By Jessica Rios
Halfway through a childbirth education class, I was seven months pregnant and it landed on my forehead. Surrender. The word, the idea, the powerful call. It was the one thing I most needed to do at this point, as I neared the big day of bringing my child into this world.
Before that, it had been so many things. Eat well. Move my body. Hydrate, hydrate. Surround myself with people who would not tell me their birth horror story or try to scare me out of a homebirth, but who would instead affirm that a woman’s body was made to give birth to new life. “You can do this” kind of people. As Ina May Gaskin said to women, “Your body is not a lemon.”
Now it was surrender, calling my name. The rest was in place. Now, surrender.
It turns out surrender was exceptionally helpful during labor. Oh, the pain. Oh, the power of what was coming through me. It was all so big, the only response that seemed to match it was to surrender. So I did. With my heart, I reached deep into my womb for a sense of my co-leader’s strength, and we chose surrender together.
What did that look like? Knowing ultimately, between contractions in my candlelit bedroom, I was not in control. Knowing a larger power, the divine, was holding me and my child during this experience. It mostly meant letting go of all my hopes and wanting, so I could allow this baby to emerge knowing we were held and wanted by something I could surrender to.

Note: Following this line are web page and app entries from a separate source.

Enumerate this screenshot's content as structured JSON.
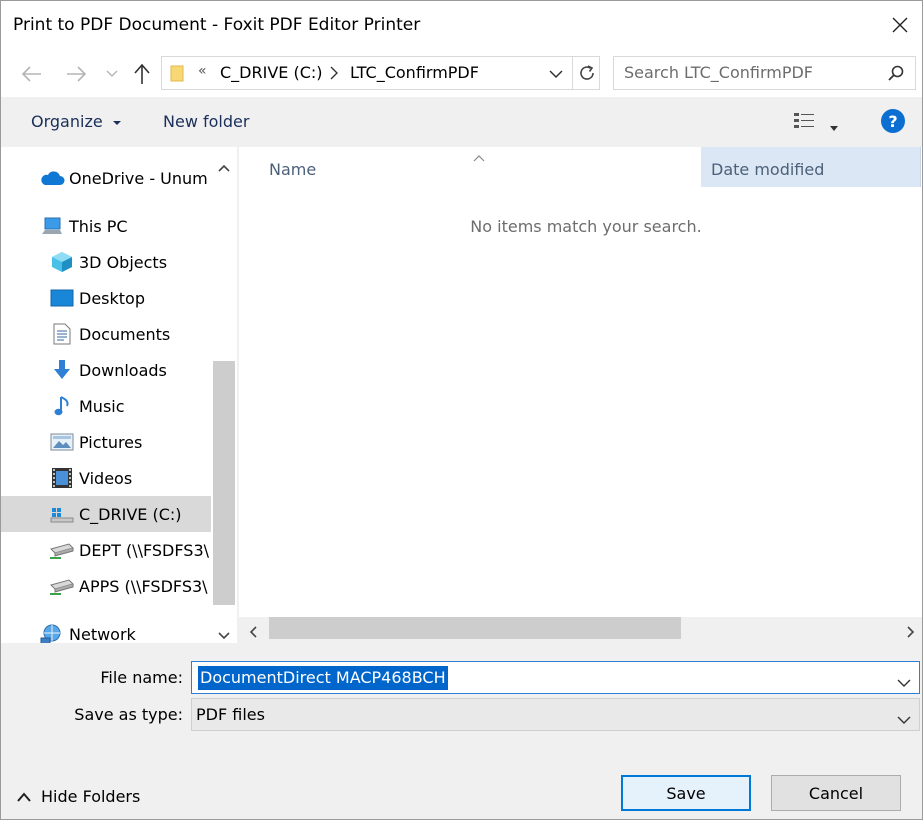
{
  "window": {
    "title": "Print to PDF Document - Foxit PDF Editor Printer"
  },
  "address": {
    "chevrons": "«",
    "segments": [
      "C_DRIVE (C:)",
      "LTC_ConfirmPDF"
    ]
  },
  "search": {
    "placeholder": "Search LTC_ConfirmPDF"
  },
  "toolbar": {
    "organize_label": "Organize",
    "new_folder_label": "New folder",
    "help_label": "?"
  },
  "nav": {
    "items": [
      {
        "label": "OneDrive - Unum",
        "icon": "onedrive-cloud-icon"
      },
      {
        "label": "This PC",
        "icon": "computer-icon"
      },
      {
        "label": "3D Objects",
        "icon": "3d-objects-icon"
      },
      {
        "label": "Desktop",
        "icon": "desktop-icon"
      },
      {
        "label": "Documents",
        "icon": "documents-icon"
      },
      {
        "label": "Downloads",
        "icon": "downloads-icon"
      },
      {
        "label": "Music",
        "icon": "music-icon"
      },
      {
        "label": "Pictures",
        "icon": "pictures-icon"
      },
      {
        "label": "Videos",
        "icon": "videos-icon"
      },
      {
        "label": "C_DRIVE (C:)",
        "icon": "drive-icon",
        "selected": true
      },
      {
        "label": "DEPT (\\\\FSDFS3\\",
        "icon": "network-drive-icon"
      },
      {
        "label": "APPS (\\\\FSDFS3\\",
        "icon": "network-drive-icon"
      },
      {
        "label": "Network",
        "icon": "network-icon"
      }
    ]
  },
  "content": {
    "columns": [
      "Name",
      "Date modified"
    ],
    "empty_message": "No items match your search."
  },
  "form": {
    "file_name_label": "File name:",
    "file_name_value": "DocumentDirect MACP468BCH",
    "save_type_label": "Save as type:",
    "save_type_value": "PDF files"
  },
  "footer": {
    "hide_folders_label": "Hide Folders",
    "save_label": "Save",
    "cancel_label": "Cancel"
  },
  "colors": {
    "accent": "#0078d7",
    "selection": "#0066cc",
    "column_highlight": "#dbe7f4"
  }
}
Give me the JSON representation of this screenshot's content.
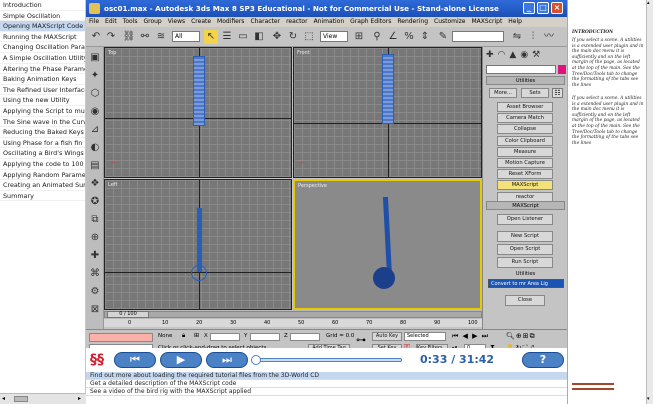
{
  "toc": {
    "items": [
      "Introduction",
      "Simple Oscillation",
      "Opening MAXScript Code",
      "Running the MAXScript",
      "Changing Oscillation Parameters",
      "A Simple Oscillation Utility",
      "Altering the Phase Parameters",
      "Baking Animation Keys",
      "The Refined User Interface",
      "Using the new Utility",
      "Applying the Script to multiple",
      "The Sine wave in the Curve",
      "Reducing the Baked Keys",
      "Using Phase for a fish fin",
      "Oscillating a Bird's Wings",
      "Applying the code to 100 Pd",
      "Applying Random Parameters",
      "Creating an Animated Surface",
      "Summary"
    ],
    "selected_index": 2
  },
  "max_window": {
    "title": "osc01.max - Autodesk 3ds Max 8 SP3 Educational - Not for Commercial Use - Stand-alone License",
    "menu": [
      "File",
      "Edit",
      "Tools",
      "Group",
      "Views",
      "Create",
      "Modifiers",
      "Character",
      "reactor",
      "Animation",
      "Graph Editors",
      "Rendering",
      "Customize",
      "MAXScript",
      "Help"
    ],
    "selection_filter": "All",
    "view_dropdown": "View",
    "viewports": {
      "top": "Top",
      "front": "Front",
      "left": "Left",
      "perspective": "Perspective"
    },
    "utilities_panel": {
      "rollout_title": "Utilities",
      "more_label": "More...",
      "sets_label": "Sets",
      "buttons": [
        "Asset Browser",
        "Camera Match",
        "Collapse",
        "Color Clipboard",
        "Measure",
        "Motion Capture",
        "Reset XForm",
        "MAXScript",
        "reactor"
      ],
      "highlight_index": 7,
      "maxscript_rollout_title": "MAXScript",
      "open_listener": "Open Listener",
      "new_script": "New Script",
      "open_script": "Open Script",
      "run_script": "Run Script",
      "utilities_label": "Utilities",
      "utility_select": "Convert to mr Area Lig",
      "close_label": "Close"
    },
    "time_slider": "0 / 100",
    "ruler_ticks": [
      "0",
      "10",
      "20",
      "30",
      "40",
      "50",
      "60",
      "70",
      "80",
      "90",
      "100"
    ],
    "status": {
      "selection": "None",
      "x_label": "X",
      "y_label": "Y",
      "z_label": "Z",
      "grid": "Grid = 0.0",
      "prompt": "Click or click-and-drag to select objects",
      "add_time_tag": "Add Time Tag",
      "auto_key": "Auto Key",
      "auto_key_sel": "Selected",
      "set_key": "Set Key",
      "key_filters": "Key Filters...",
      "frame": "0"
    }
  },
  "player": {
    "time": "0:33 / 31:42",
    "help_label": "?"
  },
  "tracks": [
    "Find out more about loading the required tutorial files from the 3D-World CD",
    "Get a detailed description of the MAXScript code",
    "See a video of the bird rig with the MAXScript applied"
  ],
  "right_panel": {
    "heading": "INTRODUCTION",
    "para1": "If you select a scene. A utilities is a extended user plugin and in the main doc menu it is sufficiently and on the left margin of the page, as located at the top of the main. See the Tree/Doc/Tools tab to change the formatting of the tabs see the lines",
    "para2": "If you select a scene. A utilities is a extended user plugin and in the main doc menu it is sufficiently and on the left margin of the page, as located at the top of the main. See the Tree/Doc/Tools tab to change the formatting of the tabs see the lines"
  },
  "colors": {
    "title_blue": "#1b4fb8",
    "selection": "#c5d7ef",
    "highlight": "#f3e27a",
    "player_blue": "#4b82c6",
    "viewport_active": "#e8c800",
    "object_blue": "#2a5fb8"
  }
}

Knowing ultimately, between contractions in my candlelit bedroom, I was not in control. Knowing a larger power, the divine, was holding me and my child during this experience.
Moving into my daughter’s early years, surrender kept showing up. Always with a powerful invitation, not always easy for me to accept. Some of these themes are common for other mothers, so I share this as an invitation to open yourself up to surrender when it might be a really, really helpful thing to do. To stop the pain of clinging.

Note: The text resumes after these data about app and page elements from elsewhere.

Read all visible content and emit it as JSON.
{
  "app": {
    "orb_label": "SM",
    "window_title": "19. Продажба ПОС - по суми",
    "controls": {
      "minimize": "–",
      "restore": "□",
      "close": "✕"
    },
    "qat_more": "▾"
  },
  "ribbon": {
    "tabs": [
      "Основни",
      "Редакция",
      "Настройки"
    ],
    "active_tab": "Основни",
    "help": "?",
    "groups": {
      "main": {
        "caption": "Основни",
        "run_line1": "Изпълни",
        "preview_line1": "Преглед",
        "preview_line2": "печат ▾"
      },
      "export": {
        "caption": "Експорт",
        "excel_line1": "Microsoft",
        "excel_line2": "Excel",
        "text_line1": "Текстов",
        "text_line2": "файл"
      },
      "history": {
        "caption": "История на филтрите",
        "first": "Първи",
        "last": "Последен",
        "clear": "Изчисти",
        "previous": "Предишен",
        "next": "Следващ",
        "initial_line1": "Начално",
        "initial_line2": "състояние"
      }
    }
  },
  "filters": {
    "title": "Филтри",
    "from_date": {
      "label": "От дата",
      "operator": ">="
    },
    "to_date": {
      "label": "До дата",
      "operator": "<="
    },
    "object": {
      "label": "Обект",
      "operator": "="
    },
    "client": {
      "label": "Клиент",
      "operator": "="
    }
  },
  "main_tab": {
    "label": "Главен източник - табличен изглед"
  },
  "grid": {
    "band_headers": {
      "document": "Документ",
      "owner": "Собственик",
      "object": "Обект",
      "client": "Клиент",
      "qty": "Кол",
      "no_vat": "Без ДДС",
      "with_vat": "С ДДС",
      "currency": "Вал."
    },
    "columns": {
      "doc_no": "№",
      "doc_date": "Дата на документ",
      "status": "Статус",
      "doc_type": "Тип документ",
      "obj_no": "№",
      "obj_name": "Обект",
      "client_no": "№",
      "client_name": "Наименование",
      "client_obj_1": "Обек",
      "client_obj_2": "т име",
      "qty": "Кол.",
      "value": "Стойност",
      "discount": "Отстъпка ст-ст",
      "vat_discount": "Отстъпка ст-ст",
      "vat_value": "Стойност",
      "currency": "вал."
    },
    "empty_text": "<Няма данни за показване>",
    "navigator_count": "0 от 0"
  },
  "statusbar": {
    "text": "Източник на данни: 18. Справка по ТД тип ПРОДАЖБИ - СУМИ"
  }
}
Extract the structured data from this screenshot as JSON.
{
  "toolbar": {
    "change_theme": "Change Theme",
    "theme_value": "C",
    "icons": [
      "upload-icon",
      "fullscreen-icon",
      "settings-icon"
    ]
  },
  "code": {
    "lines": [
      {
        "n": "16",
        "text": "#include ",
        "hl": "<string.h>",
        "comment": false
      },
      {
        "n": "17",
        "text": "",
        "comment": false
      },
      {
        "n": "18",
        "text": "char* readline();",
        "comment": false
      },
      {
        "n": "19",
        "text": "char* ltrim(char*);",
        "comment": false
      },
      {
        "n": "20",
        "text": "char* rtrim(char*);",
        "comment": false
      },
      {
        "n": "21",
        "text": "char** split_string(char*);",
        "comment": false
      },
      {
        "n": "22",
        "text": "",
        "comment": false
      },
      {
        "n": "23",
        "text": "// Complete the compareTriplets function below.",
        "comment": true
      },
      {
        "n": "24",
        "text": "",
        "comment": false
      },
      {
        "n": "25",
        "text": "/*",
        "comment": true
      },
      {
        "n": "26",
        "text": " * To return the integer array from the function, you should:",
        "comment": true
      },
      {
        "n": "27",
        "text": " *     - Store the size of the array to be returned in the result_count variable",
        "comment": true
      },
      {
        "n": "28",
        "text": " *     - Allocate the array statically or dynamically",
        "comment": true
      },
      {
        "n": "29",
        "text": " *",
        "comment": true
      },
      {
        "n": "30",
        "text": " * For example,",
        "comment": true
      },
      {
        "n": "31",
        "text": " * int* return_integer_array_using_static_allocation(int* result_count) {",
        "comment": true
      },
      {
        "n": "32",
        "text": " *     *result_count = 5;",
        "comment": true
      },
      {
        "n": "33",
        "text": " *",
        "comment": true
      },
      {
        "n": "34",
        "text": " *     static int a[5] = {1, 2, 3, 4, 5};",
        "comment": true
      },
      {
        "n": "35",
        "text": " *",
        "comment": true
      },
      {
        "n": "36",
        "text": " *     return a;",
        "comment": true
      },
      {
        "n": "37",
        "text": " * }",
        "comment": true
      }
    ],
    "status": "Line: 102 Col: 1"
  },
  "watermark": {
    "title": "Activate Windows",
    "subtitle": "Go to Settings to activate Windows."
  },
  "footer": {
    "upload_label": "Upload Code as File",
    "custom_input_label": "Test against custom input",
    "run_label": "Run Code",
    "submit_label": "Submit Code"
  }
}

Early childhood vaccinations asked for surrender, big time. Conversations were heated with other mothers who were making different choices than we were, with their babies. We argued about the diseases and the vaccines, what made sense, what was loving. We tried to convince each other, usually unsuccessfully. I hang with other strong women; we don’t budge easily. Ultimately, for us surrender meant honoring our values and research around vaccines for our daughter. It meant being willing to let go of friendships where the conversation was unfriendly, seasoned with blame. When it came to diseases, vaccines and the pharmaceutical industry, keeping friends wasn’t our top priority. We were interested in making wise choices for our tiny daughter’s body and life. Thankfully, years later one of my dearest friends is someone who has made the “opposite” choice from ours. The rigor of those heated exchanges fed us. Now our children are almost six years old and we can hear each other and respect our right to differ without feeling a deep lingering divide.

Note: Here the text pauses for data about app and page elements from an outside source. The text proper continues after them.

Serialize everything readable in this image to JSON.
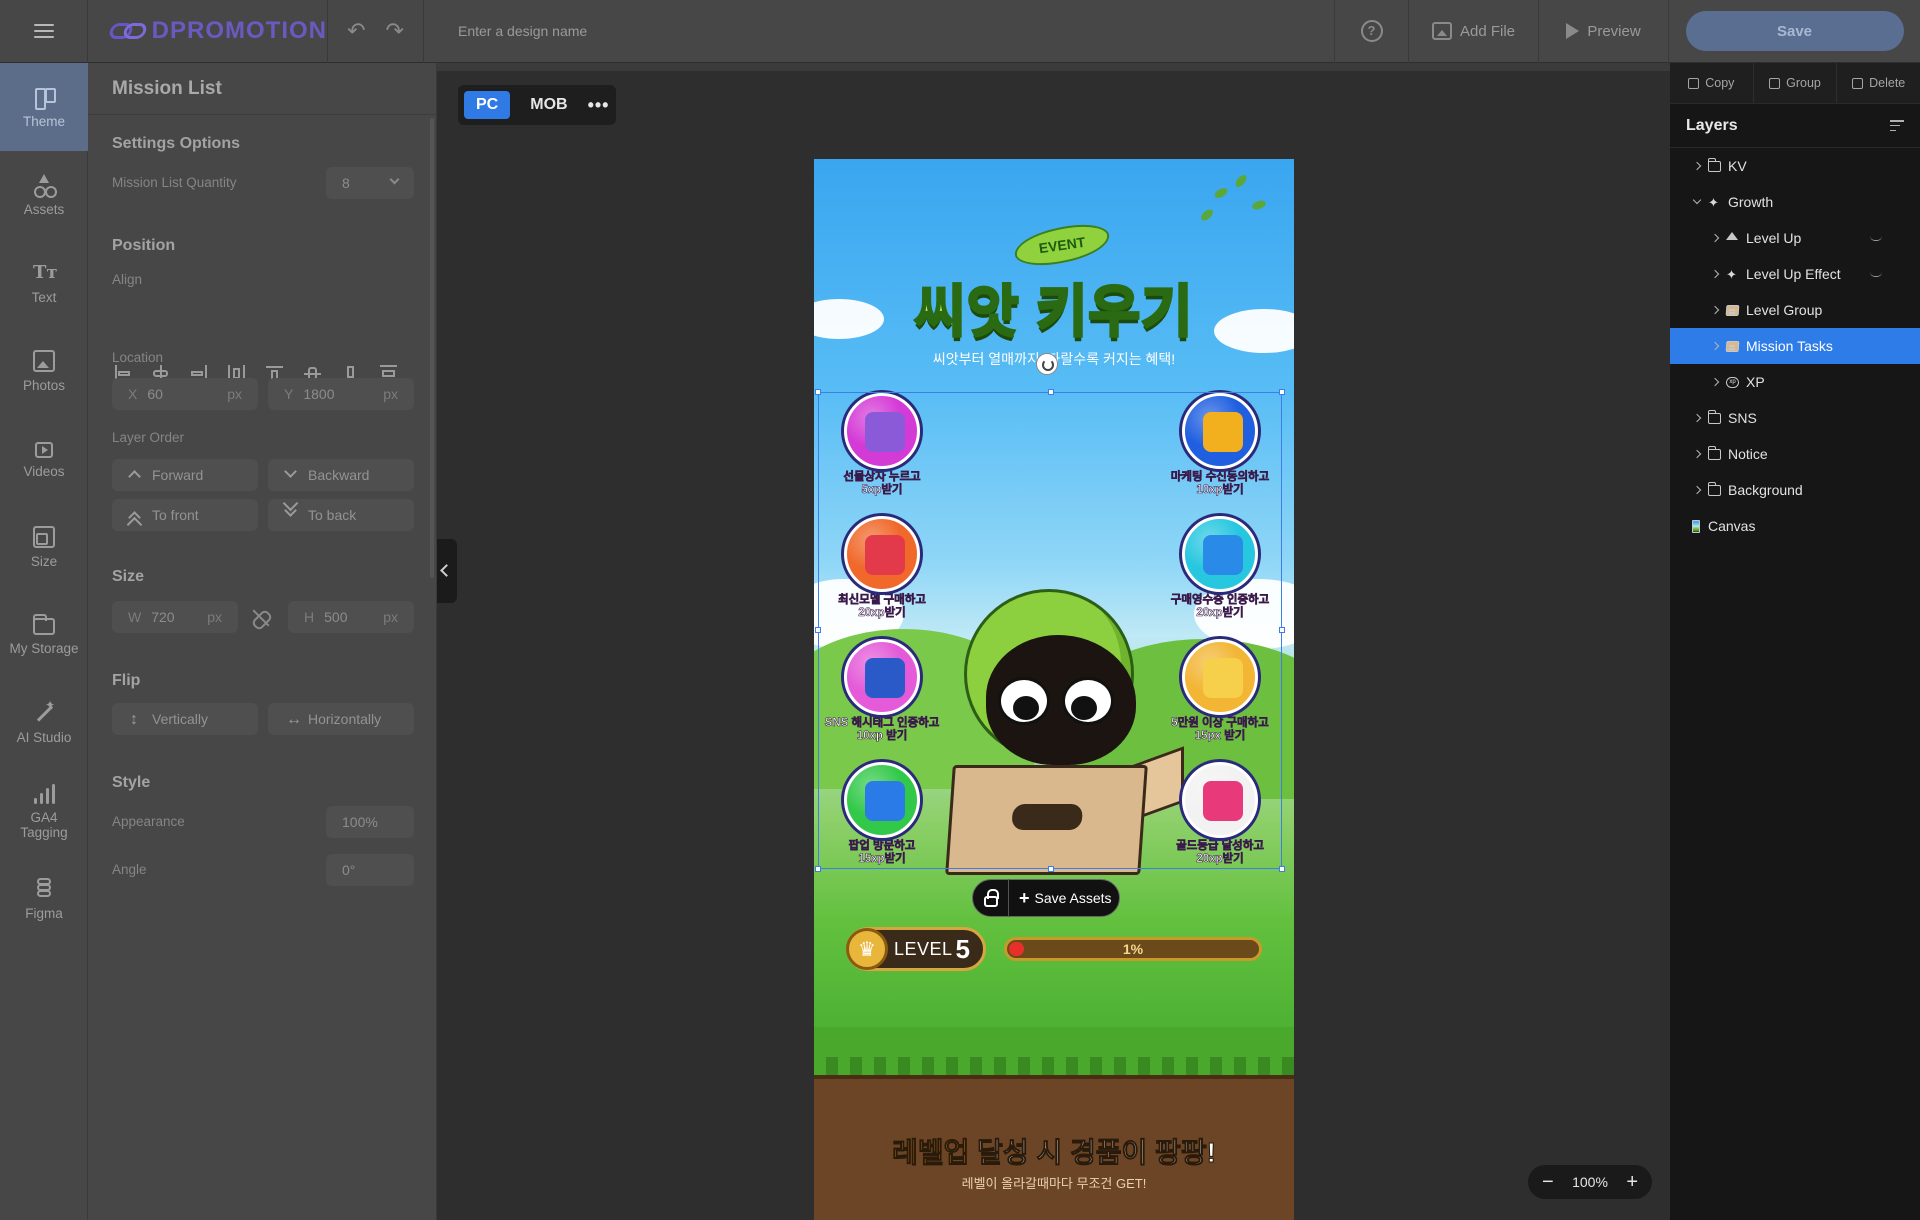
{
  "topbar": {
    "logo": "DPROMOTION",
    "undo": "↶",
    "redo": "↷",
    "design_name_placeholder": "Enter a design name",
    "help": "?",
    "add_file": "Add File",
    "preview": "Preview",
    "save": "Save"
  },
  "leftnav": [
    {
      "label": "Theme",
      "icon": "theme-icon",
      "active": true
    },
    {
      "label": "Assets",
      "icon": "assets-icon"
    },
    {
      "label": "Text",
      "icon": "text-icon"
    },
    {
      "label": "Photos",
      "icon": "photos-icon"
    },
    {
      "label": "Videos",
      "icon": "videos-icon"
    },
    {
      "label": "Size",
      "icon": "size-icon"
    },
    {
      "label": "My Storage",
      "icon": "storage-icon"
    },
    {
      "label": "AI Studio",
      "icon": "ai-studio-icon"
    },
    {
      "label": "GA4 Tagging",
      "icon": "ga4-icon"
    },
    {
      "label": "Figma",
      "icon": "figma-icon"
    }
  ],
  "settings": {
    "title": "Mission List",
    "options_title": "Settings Options",
    "quantity_label": "Mission List Quantity",
    "quantity_value": "8",
    "position_title": "Position",
    "align_label": "Align",
    "location_label": "Location",
    "x_label": "X",
    "x_value": "60",
    "y_label": "Y",
    "y_value": "1800",
    "unit": "px",
    "layer_order_label": "Layer Order",
    "forward": "Forward",
    "backward": "Backward",
    "to_front": "To front",
    "to_back": "To back",
    "size_title": "Size",
    "w_label": "W",
    "w_value": "720",
    "h_label": "H",
    "h_value": "500",
    "flip_title": "Flip",
    "vertically": "Vertically",
    "horizontally": "Horizontally",
    "style_title": "Style",
    "appearance_label": "Appearance",
    "appearance_value": "100%",
    "angle_label": "Angle",
    "angle_value": "0°"
  },
  "workspace": {
    "device_pc": "PC",
    "device_mob": "MOB",
    "device_more": "•••",
    "zoom_minus": "−",
    "zoom_value": "100%",
    "zoom_plus": "+"
  },
  "canvas": {
    "event_badge": "EVENT",
    "title": "씨앗 키우기",
    "subtitle": "씨앗부터 열매까지! 자랄수록 커지는 혜택!",
    "missions": [
      {
        "line1": "선물상자 누르고",
        "line2": "5xp받기",
        "color": "#d43ad6",
        "icon_color": "#8a5ad8"
      },
      {
        "line1": "마케팅 수신동의하고",
        "line2": "10xp받기",
        "color": "#1f5fe0",
        "icon_color": "#f2b01e"
      },
      {
        "line1": "최신모델 구매하고",
        "line2": "20xp받기",
        "color": "#f0682a",
        "icon_color": "#e23a4a"
      },
      {
        "line1": "구매영수증 인증하고",
        "line2": "20xp받기",
        "color": "#27c7e0",
        "icon_color": "#2a8ae8"
      },
      {
        "line1": "SNS 해시태그 인증하고",
        "line2": "10xp 받기",
        "color": "#e45ad8",
        "icon_color": "#2a5ac8"
      },
      {
        "line1": "5만원 이상 구매하고",
        "line2": "15px 받기",
        "color": "#f2b534",
        "icon_color": "#f6d04a"
      },
      {
        "line1": "팝업 방문하고",
        "line2": "15xp받기",
        "color": "#32c94a",
        "icon_color": "#2a7ae8"
      },
      {
        "line1": "골드등급 달성하고",
        "line2": "20xp받기",
        "color": "#f2f2f2",
        "icon_color": "#e83a7a"
      }
    ],
    "save_assets": "Save Assets",
    "save_assets_plus": "+",
    "level_word": "LEVEL",
    "level_number": "5",
    "progress_label": "1%",
    "progress_fraction": 0.06,
    "bottom_highlight": "레벨업",
    "bottom_title_rest": " 달성 시 경품이 팡팡!",
    "bottom_sub": "레벨이 올라갈때마다 무조건 GET!"
  },
  "rightpanel": {
    "copy": "Copy",
    "group": "Group",
    "delete": "Delete",
    "layers_title": "Layers",
    "layers": [
      {
        "label": "KV",
        "depth": 0,
        "icon": "folder",
        "expanded": false
      },
      {
        "label": "Growth",
        "depth": 0,
        "icon": "sparkle",
        "expanded": true
      },
      {
        "label": "Level Up",
        "depth": 1,
        "icon": "up",
        "hidden": true
      },
      {
        "label": "Level Up Effect",
        "depth": 1,
        "icon": "sparkle",
        "hidden": true
      },
      {
        "label": "Level Group",
        "depth": 1,
        "icon": "box"
      },
      {
        "label": "Mission Tasks",
        "depth": 1,
        "icon": "box",
        "active": true
      },
      {
        "label": "XP",
        "depth": 1,
        "icon": "round"
      },
      {
        "label": "SNS",
        "depth": 0,
        "icon": "folder"
      },
      {
        "label": "Notice",
        "depth": 0,
        "icon": "folder"
      },
      {
        "label": "Background",
        "depth": 0,
        "icon": "folder"
      },
      {
        "label": "Canvas",
        "depth": 0,
        "icon": "canvas",
        "nochev": true
      }
    ]
  },
  "colors": {
    "accent": "#2d7ce8",
    "save_button": "#5a6e91",
    "active_nav": "#5c6d8a",
    "selection": "#3d7ee8"
  }
}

Mainstream pop culture has required significant surrender for our family, too. Overconsuming sugar, playing with plastic or mechanized toys, watching TV or engaging in hours of mobile phone screen time every day, all these things are the norm for most families. For us, they’re not. And although we have confidently communicated about these things, creating community that is solid around values we hold dear, we have also had to let go sometimes. We don’t solely have eco-friendly toys and books with hand-created art rather than computer art. Allowing some of these things into our space has been, in part, an expression of my willingness to open my heart in a sigh of humility around the choices our culture makes. Maybe sometimes it’s OK to expose our children to those things. Idealism and surrender are a healthy pair.